*** RECORDS TO USE ***
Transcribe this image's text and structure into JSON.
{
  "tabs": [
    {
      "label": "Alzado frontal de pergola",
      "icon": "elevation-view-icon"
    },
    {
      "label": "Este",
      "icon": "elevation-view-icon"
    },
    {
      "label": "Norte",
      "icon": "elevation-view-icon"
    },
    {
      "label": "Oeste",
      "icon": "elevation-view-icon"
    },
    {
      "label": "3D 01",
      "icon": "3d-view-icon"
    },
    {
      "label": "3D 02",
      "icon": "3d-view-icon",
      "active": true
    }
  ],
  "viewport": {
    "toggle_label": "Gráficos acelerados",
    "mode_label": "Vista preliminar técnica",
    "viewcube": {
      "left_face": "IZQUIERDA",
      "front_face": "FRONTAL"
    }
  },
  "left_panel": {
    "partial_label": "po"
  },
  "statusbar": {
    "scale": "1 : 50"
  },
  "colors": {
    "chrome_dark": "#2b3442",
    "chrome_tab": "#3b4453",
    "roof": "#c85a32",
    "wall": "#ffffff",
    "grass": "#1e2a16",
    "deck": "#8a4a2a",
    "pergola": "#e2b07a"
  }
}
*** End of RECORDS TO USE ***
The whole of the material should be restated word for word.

- RESPONSE TO THE EXERCISE -
Transcribe this image's text and structure into JSON.
{
  "tabs": [
    {
      "label": "Alzado frontal de pergola",
      "icon": "elevation-view-icon"
    },
    {
      "label": "Este",
      "icon": "elevation-view-icon"
    },
    {
      "label": "Norte",
      "icon": "elevation-view-icon"
    },
    {
      "label": "Oeste",
      "icon": "elevation-view-icon"
    },
    {
      "label": "3D 01",
      "icon": "3d-view-icon"
    },
    {
      "label": "3D 02",
      "icon": "3d-view-icon",
      "active": true
    }
  ],
  "viewport": {
    "toggle_label": "Gráficos acelerados",
    "mode_label": "Vista preliminar técnica",
    "viewcube": {
      "left_face": "IZQUIERDA",
      "front_face": "FRONTAL"
    }
  },
  "left_panel": {
    "partial_label": "po"
  },
  "statusbar": {
    "scale": "1 : 50"
  },
  "colors": {
    "chrome_dark": "#2b3442",
    "chrome_tab": "#3b4453",
    "roof": "#c85a32",
    "wall": "#ffffff",
    "grass": "#1e2a16",
    "deck": "#8a4a2a",
    "pergola": "#e2b07a"
  }
}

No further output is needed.